Brass is a classic material for snares and many drummers describe the sound character as warmer and rounder than steel. Brass is a softer alloy than steel and therefore absorbs a greater part of the high frequency vibrations. The result is a sound that many drummers would rather blindly attribute to a wooden-shelled snare. The brass classic, par excellence, is certainly the famous Ludwig Black Beauty.
If the – admittedly juicy – price for this seamlessly drawn snare drum is too high for you, it is also worth taking a look at the many similarly-built products. For less than 200 euros, for example, there is this Millenium model:
Those who work with metal shell snares cannot avoid aluminium because two of the most widely used snare drums of all time are made of aluminium. There is talk of the Supraphonic and Acrolite Ludwig models , both with the legendary, seamless drawn aluminium shell, which was immortalised on countless recordings and is still extremely popular. Aluminium is reputed to be a dry-sounding metal, which allows for the sound to fit surprisingly well in a variety of styles. Strong resonance cannot be promised for most models, so drummers with a gaffer tape allergy should look in the aluminium category. Besides the Ludwigs there are a variety of alternatives in different price ranges, for example from the Tama SLP series:
If you like it woody, you can steer directly to the maple category of snares. Maple snares could be described as rather bright, versatile and assertive, but not shrill.
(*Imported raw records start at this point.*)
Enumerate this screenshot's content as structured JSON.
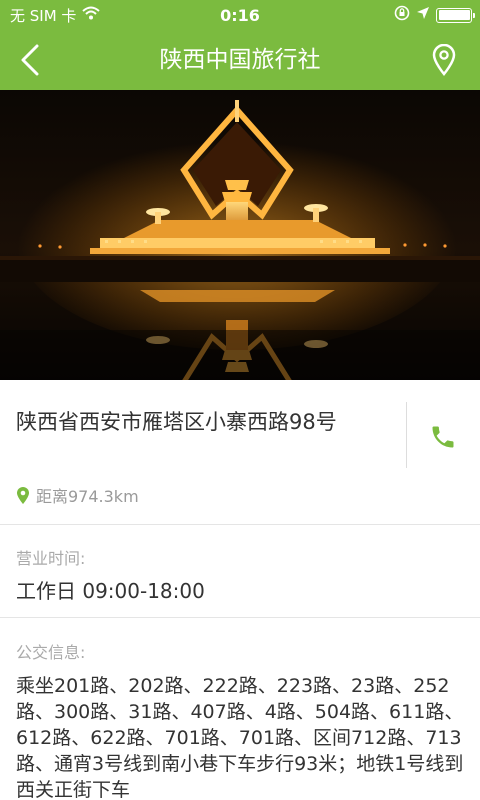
{
  "status_bar": {
    "carrier": "无 SIM 卡",
    "time": "0:16"
  },
  "nav": {
    "title": "陕西中国旅行社",
    "back_icon": "chevron-left-icon",
    "location_icon": "map-pin-icon"
  },
  "place": {
    "address": "陕西省西安市雁塔区小寨西路98号",
    "distance": "距离974.3km",
    "phone_icon": "phone-icon"
  },
  "hours": {
    "label": "营业时间:",
    "value": "工作日 09:00-18:00"
  },
  "bus": {
    "label": "公交信息:",
    "value": "乘坐201路、202路、222路、223路、23路、252路、300路、31路、407路、4路、504路、611路、612路、622路、701路、701路、区间712路、713路、通宵3号线到南小巷下车步行93米；地铁1号线到西关正街下车"
  },
  "colors": {
    "brand_green": "#7bbb3f",
    "secondary_text": "#9a9a9a"
  }
}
So it is no wonder that these snares are preferred by drummers of many styles. Accordingly, the model selection is huge. If you can spend real money, the one-piece models of Noble and Cooley are a great choice, with the finest response and fat, bold shell tone in abundance.
But even for a fraction of the money you will find absolutely viable alternatives that may need to be retrofitted with some professional skins and possibly some good snare wires, but otherwise a very good base is available.
Birch and Mixed Constructions (hybrid shell)
Since birch is also a hard wood with similar physical properties as maple, there are many sonic parallels. Full basses and highs make for great presence of these shells, but you should definitely test it yourself, because other design features such as bearing edges, rims/hoops and lugs / tension rods also have a big influence on the overall sound. For example, Sonor’s new SQ1 series delivers fine tones and good workmanship:
However, many “pure” birch snares are currently not on the market, instead, many manufacturers have relied on the production of mixed-material shells. Only part of the layers are made of birch, the rest is for example Kapur, as with the Session Studio models by Pearl:
Sure, the shell material is important, but you should not get grey hair deciding on one. First of all, think about which size and price range is suitable for you. When you have found a nice model, the materials come second. Of course, the case is different if you have already gained a lot of experience and know how an aluminium snare sounds. We recommend that you check the appropriate tests at bonedo.de, because there are so many high-quality sound files and reviews of many models, which may convince you to get something completely different than originally planned. Enjoy listening, checking and playing!